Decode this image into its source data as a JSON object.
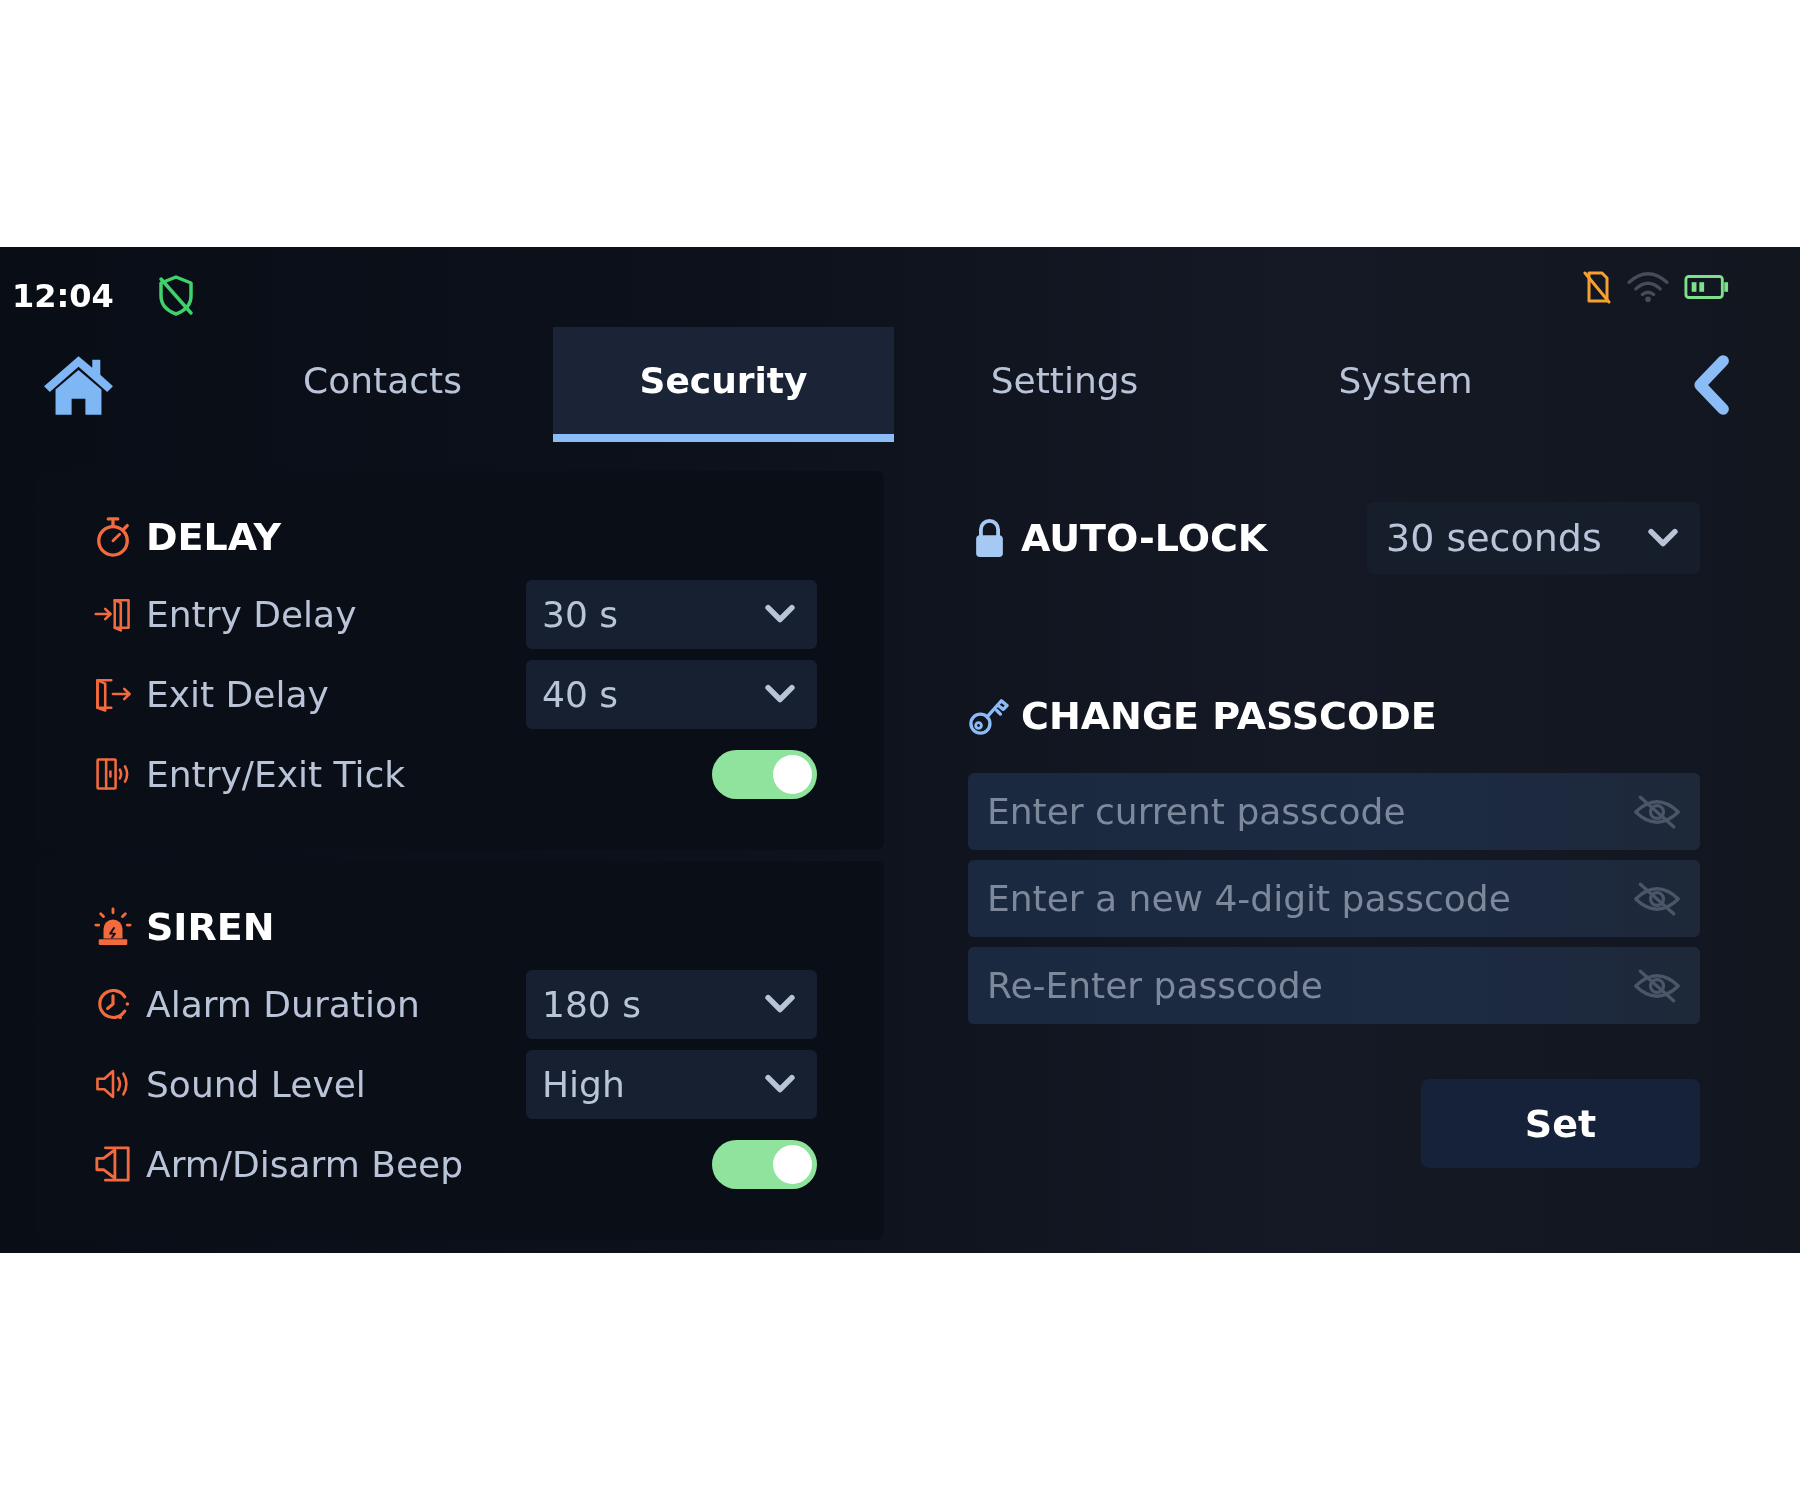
{
  "status_bar": {
    "time": "12:04"
  },
  "tabs": [
    {
      "label": "Contacts",
      "selected": false
    },
    {
      "label": "Security",
      "selected": true
    },
    {
      "label": "Settings",
      "selected": false
    },
    {
      "label": "System",
      "selected": false
    }
  ],
  "sections": [
    {
      "title": "DELAY",
      "rows": [
        {
          "kind": "dropdown",
          "label": "Entry Delay",
          "value": "30 s"
        },
        {
          "kind": "dropdown",
          "label": "Exit Delay",
          "value": "40 s"
        },
        {
          "kind": "toggle",
          "label": "Entry/Exit Tick",
          "on": true
        }
      ]
    },
    {
      "title": "SIREN",
      "rows": [
        {
          "kind": "dropdown",
          "label": "Alarm Duration",
          "value": "180 s"
        },
        {
          "kind": "dropdown",
          "label": "Sound Level",
          "value": "High"
        },
        {
          "kind": "toggle",
          "label": "Arm/Disarm Beep",
          "on": true
        }
      ]
    }
  ],
  "auto_lock": {
    "title": "AUTO-LOCK",
    "value": "30 seconds"
  },
  "change_passcode": {
    "title": "CHANGE PASSCODE",
    "fields": [
      {
        "placeholder": "Enter current passcode"
      },
      {
        "placeholder": "Enter a new 4-digit passcode"
      },
      {
        "placeholder": "Re-Enter passcode"
      }
    ],
    "button": "Set"
  }
}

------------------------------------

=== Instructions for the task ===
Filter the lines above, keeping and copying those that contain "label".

=== Response area ===
      "label": "Contacts",
      "label": "Security",
      "label": "Settings",
      "label": "System",
          "label": "Entry Delay",
          "label": "Exit Delay",
          "label": "Entry/Exit Tick",
          "label": "Alarm Duration",
          "label": "Sound Level",
          "label": "Arm/Disarm Beep",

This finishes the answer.